WHAT THE EXERCISE ASKS>
What number of lines in the entries below include the string "Alfredo"? Respond with that number alone.

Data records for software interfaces
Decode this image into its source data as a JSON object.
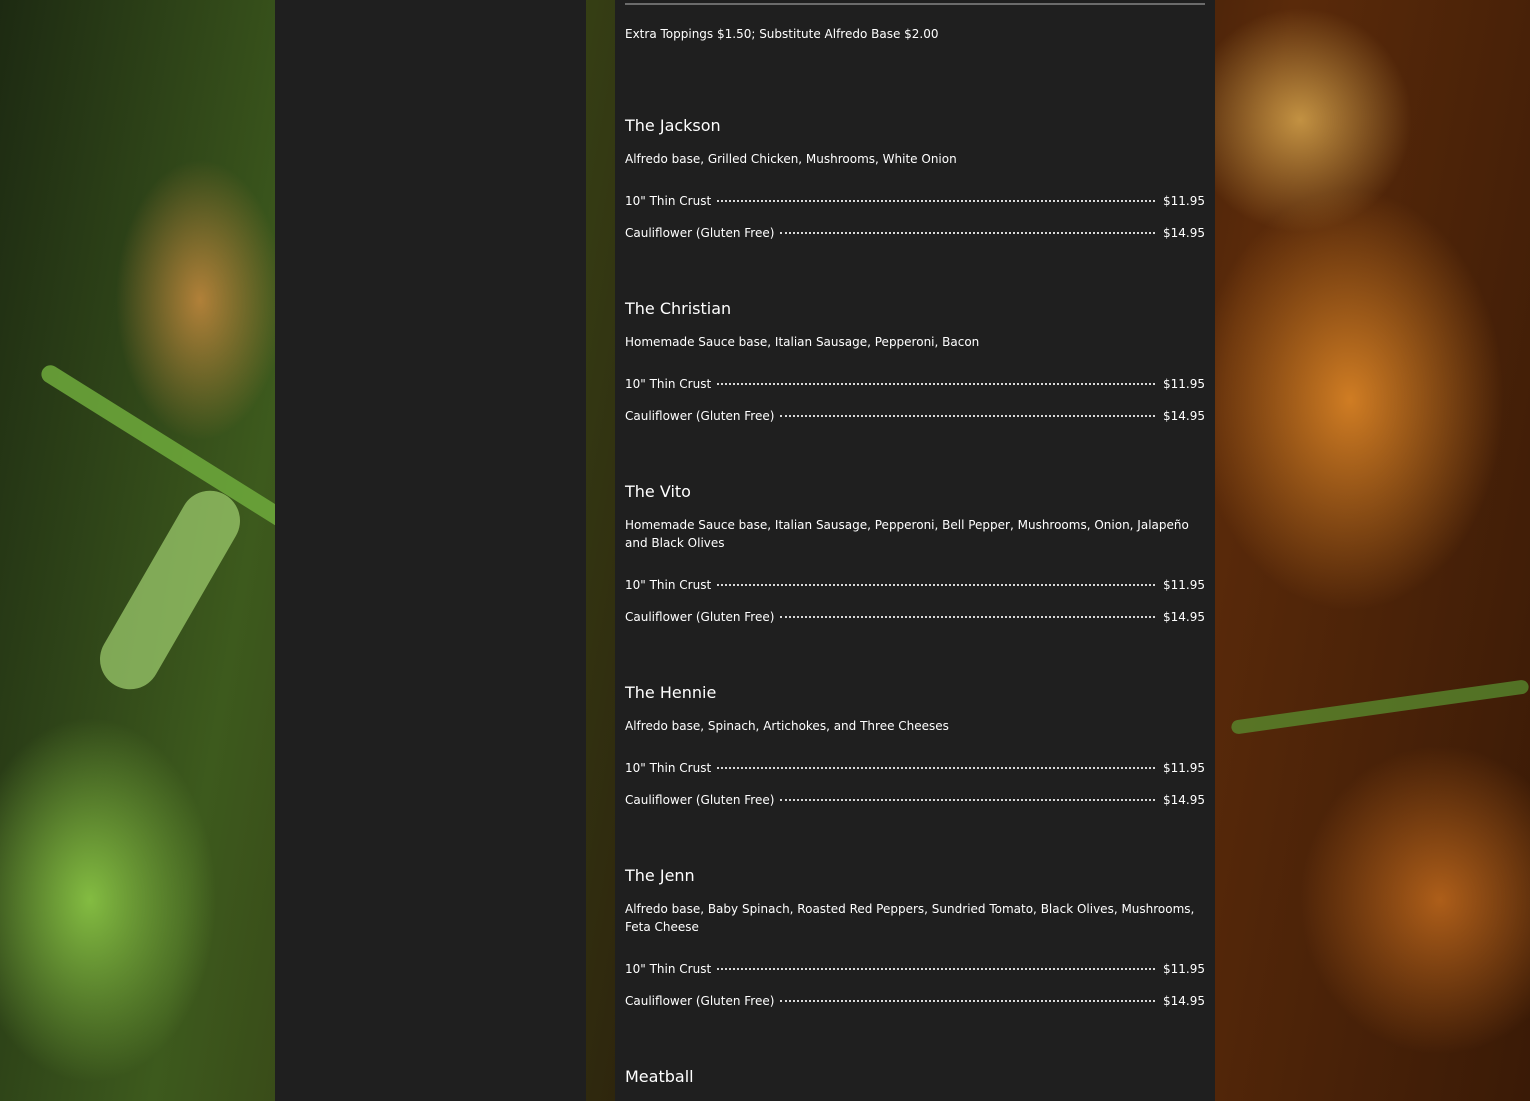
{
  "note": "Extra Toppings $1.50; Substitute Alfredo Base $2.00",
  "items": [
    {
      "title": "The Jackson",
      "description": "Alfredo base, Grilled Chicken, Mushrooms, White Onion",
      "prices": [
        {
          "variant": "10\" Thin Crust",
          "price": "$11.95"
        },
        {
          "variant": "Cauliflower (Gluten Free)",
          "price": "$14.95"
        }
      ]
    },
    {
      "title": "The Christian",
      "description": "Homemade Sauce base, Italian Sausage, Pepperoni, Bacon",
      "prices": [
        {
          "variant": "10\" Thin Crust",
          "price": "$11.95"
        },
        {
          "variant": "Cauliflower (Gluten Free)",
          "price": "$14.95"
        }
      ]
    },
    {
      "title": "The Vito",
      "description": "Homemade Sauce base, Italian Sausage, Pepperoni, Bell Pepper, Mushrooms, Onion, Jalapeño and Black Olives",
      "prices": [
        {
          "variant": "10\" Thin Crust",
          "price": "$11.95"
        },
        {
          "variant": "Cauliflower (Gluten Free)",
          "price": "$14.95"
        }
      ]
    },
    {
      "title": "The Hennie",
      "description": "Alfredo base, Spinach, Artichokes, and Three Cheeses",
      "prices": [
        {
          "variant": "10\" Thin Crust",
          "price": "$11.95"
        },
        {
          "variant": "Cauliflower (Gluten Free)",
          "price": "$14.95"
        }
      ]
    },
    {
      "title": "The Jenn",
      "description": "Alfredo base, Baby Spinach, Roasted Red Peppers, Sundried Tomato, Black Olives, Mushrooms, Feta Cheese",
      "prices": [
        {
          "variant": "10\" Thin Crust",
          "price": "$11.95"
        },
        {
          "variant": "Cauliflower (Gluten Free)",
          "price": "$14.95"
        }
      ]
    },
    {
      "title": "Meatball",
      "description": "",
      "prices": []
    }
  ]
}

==

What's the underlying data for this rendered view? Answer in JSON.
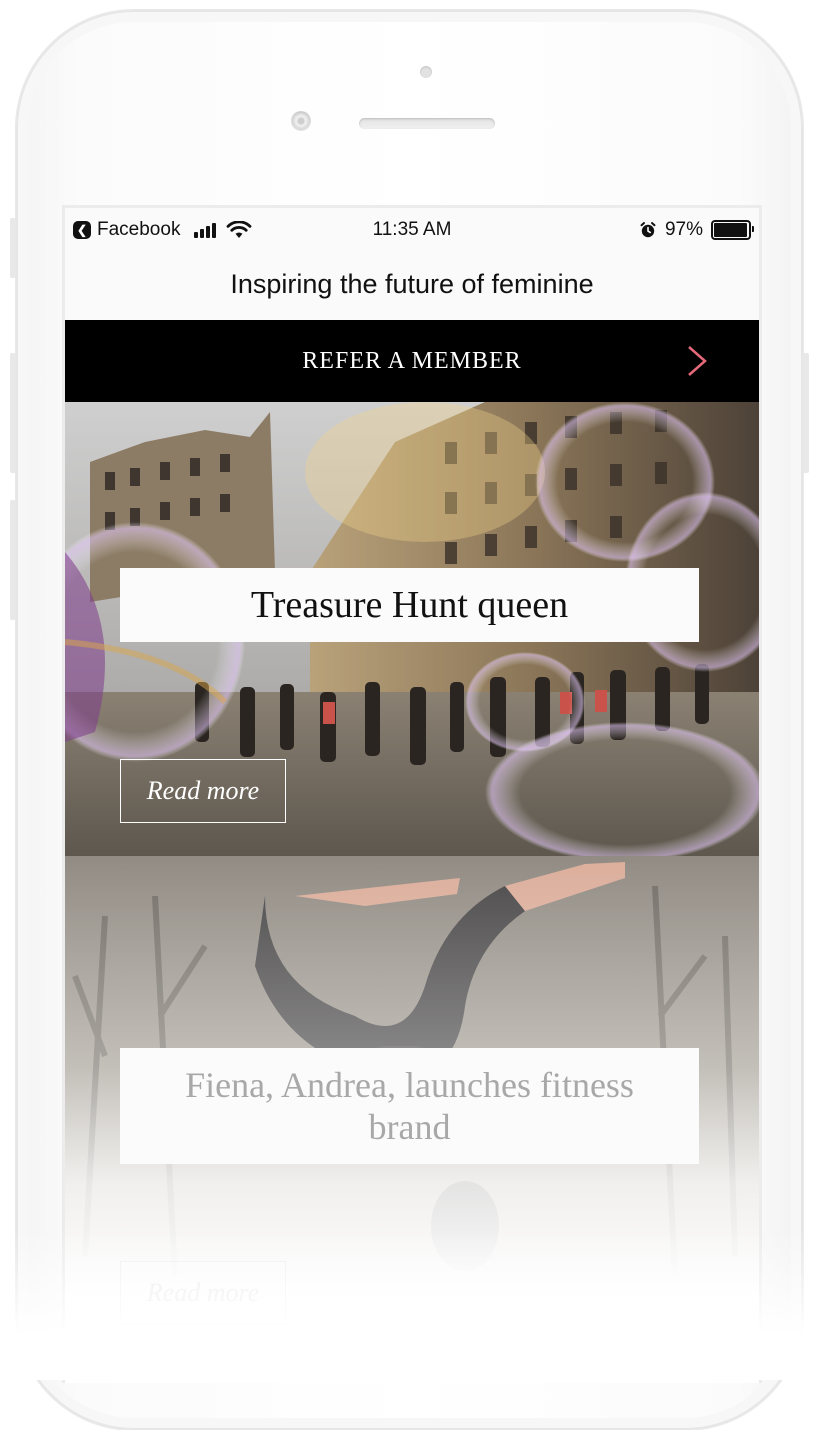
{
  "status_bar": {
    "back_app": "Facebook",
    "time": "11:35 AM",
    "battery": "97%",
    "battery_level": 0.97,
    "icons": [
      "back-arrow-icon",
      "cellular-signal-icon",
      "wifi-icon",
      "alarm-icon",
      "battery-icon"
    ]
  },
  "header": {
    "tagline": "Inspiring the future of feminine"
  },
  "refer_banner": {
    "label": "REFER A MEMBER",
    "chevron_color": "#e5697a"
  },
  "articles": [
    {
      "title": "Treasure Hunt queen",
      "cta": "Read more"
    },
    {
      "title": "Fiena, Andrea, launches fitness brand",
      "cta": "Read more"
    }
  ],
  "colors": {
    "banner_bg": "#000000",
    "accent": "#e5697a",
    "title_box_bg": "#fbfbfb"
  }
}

SOLUTION>
4